• _What is required_:
The required result is a copy of each line below in which "config" appears.

Entries taken from a collection:
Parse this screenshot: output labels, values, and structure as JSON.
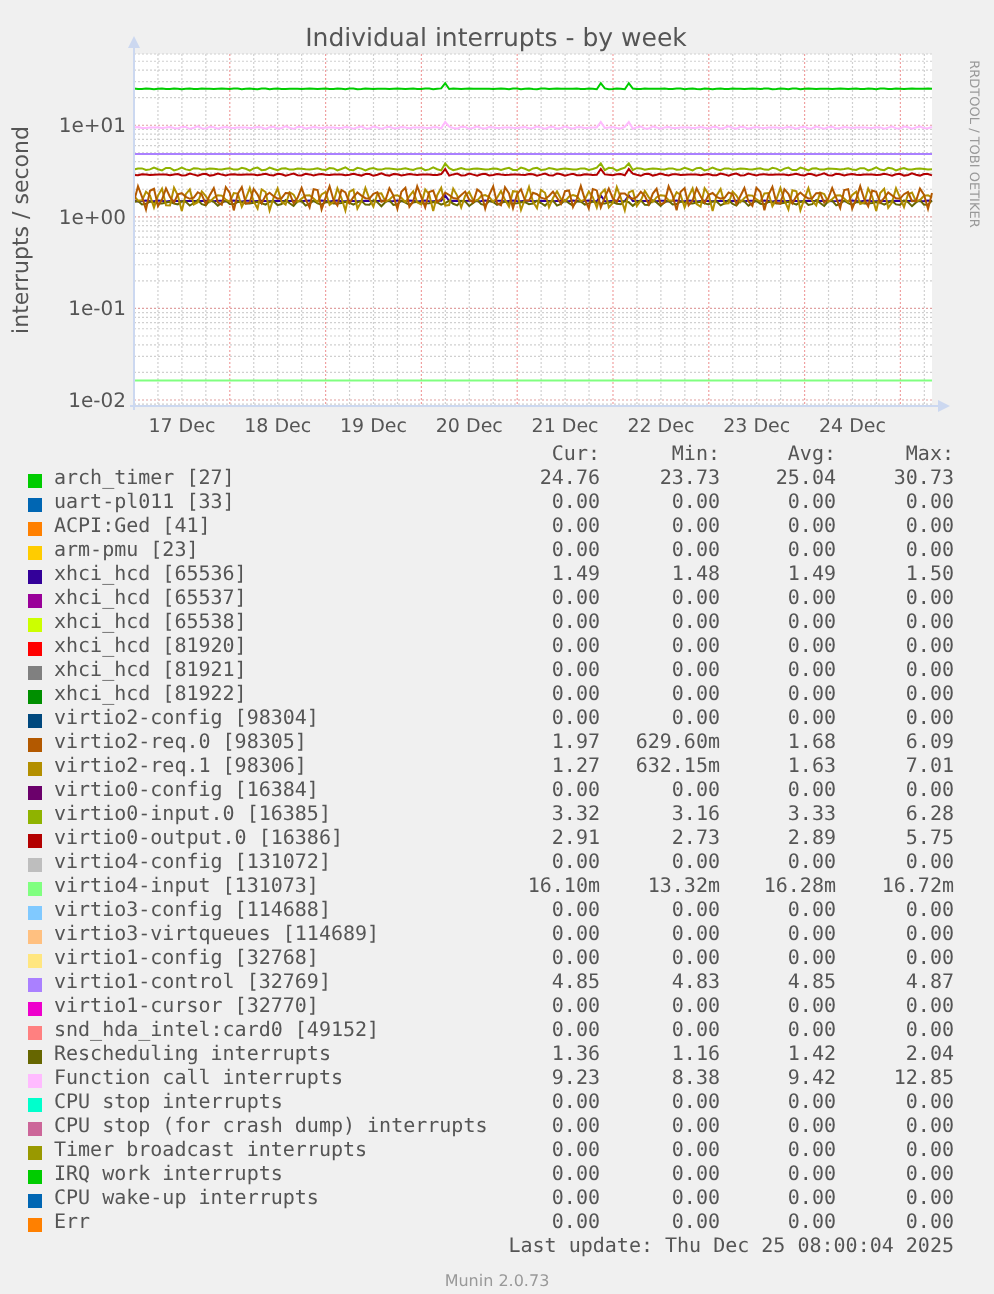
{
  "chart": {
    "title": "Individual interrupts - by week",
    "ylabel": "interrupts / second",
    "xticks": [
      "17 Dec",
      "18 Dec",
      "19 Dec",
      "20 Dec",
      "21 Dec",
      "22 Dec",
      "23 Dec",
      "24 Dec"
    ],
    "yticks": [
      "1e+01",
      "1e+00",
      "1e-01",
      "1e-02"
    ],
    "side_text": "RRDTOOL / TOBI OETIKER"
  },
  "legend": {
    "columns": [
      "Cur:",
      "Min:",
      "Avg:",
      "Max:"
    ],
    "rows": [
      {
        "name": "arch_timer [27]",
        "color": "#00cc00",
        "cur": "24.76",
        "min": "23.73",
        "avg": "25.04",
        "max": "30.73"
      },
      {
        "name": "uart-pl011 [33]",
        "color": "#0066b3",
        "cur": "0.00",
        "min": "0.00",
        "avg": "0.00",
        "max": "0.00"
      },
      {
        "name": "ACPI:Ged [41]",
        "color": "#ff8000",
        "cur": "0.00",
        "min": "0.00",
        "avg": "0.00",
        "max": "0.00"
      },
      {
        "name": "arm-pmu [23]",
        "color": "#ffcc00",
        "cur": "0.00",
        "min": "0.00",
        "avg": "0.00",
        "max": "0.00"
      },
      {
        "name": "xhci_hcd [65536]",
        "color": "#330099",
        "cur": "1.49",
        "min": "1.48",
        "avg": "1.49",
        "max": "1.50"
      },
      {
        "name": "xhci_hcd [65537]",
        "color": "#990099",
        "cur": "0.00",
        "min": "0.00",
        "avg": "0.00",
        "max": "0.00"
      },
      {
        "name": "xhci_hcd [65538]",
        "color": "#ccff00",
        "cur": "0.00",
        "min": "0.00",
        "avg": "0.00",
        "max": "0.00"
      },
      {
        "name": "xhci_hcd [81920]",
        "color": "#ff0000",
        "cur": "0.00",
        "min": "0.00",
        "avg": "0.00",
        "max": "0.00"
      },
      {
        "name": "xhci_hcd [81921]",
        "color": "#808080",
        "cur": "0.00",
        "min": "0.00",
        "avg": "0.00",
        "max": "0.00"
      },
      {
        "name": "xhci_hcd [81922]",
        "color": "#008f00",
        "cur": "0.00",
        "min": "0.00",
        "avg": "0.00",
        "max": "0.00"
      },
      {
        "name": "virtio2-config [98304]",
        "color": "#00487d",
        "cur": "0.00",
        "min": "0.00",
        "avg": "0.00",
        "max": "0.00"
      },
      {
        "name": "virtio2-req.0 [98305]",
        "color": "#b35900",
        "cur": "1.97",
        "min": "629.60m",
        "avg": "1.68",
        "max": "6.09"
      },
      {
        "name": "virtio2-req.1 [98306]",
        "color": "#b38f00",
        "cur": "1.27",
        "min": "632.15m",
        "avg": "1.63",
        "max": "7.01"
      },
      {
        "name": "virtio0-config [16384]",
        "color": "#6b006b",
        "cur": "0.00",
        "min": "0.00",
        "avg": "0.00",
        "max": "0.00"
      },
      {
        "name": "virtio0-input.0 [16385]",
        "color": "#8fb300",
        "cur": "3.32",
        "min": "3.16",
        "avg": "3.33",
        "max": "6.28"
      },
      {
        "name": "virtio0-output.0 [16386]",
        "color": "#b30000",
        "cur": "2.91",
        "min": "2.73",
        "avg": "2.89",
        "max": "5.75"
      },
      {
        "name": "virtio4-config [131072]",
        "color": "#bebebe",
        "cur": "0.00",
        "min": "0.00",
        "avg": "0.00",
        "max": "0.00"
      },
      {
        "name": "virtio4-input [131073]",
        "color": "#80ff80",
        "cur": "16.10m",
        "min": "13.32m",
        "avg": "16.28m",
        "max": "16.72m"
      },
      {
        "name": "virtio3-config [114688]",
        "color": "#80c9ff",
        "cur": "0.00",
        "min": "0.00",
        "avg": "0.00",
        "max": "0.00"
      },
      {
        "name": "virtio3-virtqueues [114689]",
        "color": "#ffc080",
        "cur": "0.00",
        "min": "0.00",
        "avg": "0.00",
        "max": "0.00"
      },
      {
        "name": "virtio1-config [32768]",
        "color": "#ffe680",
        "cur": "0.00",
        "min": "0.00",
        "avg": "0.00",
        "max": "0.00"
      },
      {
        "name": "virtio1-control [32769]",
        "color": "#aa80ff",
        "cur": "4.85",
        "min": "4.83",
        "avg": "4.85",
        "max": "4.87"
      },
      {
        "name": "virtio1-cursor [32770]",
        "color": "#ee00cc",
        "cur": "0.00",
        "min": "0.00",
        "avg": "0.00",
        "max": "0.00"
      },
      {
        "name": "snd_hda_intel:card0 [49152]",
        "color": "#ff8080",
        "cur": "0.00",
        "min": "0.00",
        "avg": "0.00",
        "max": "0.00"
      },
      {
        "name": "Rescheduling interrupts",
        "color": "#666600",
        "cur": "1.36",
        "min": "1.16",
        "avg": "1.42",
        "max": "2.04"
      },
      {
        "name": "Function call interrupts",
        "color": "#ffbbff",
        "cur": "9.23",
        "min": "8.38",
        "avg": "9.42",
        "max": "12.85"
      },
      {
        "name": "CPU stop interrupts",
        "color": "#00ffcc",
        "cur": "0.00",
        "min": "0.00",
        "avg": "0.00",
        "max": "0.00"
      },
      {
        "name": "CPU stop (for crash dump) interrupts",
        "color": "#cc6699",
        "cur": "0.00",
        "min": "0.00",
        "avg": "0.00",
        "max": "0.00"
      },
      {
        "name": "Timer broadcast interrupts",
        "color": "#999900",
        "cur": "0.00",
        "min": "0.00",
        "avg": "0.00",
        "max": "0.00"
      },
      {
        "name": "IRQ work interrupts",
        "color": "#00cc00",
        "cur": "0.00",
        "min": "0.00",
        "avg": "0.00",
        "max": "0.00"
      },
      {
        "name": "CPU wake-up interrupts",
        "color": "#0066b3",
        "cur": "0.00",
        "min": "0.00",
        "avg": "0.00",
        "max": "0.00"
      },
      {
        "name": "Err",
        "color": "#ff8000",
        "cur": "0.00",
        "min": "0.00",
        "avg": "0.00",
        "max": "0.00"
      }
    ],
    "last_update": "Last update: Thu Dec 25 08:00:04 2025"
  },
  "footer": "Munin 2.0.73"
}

• _Task solution_:
        "name": "virtio2-config [98304]",
        "name": "virtio0-config [16384]",
        "name": "virtio4-config [131072]",
        "name": "virtio3-config [114688]",
        "name": "virtio1-config [32768]",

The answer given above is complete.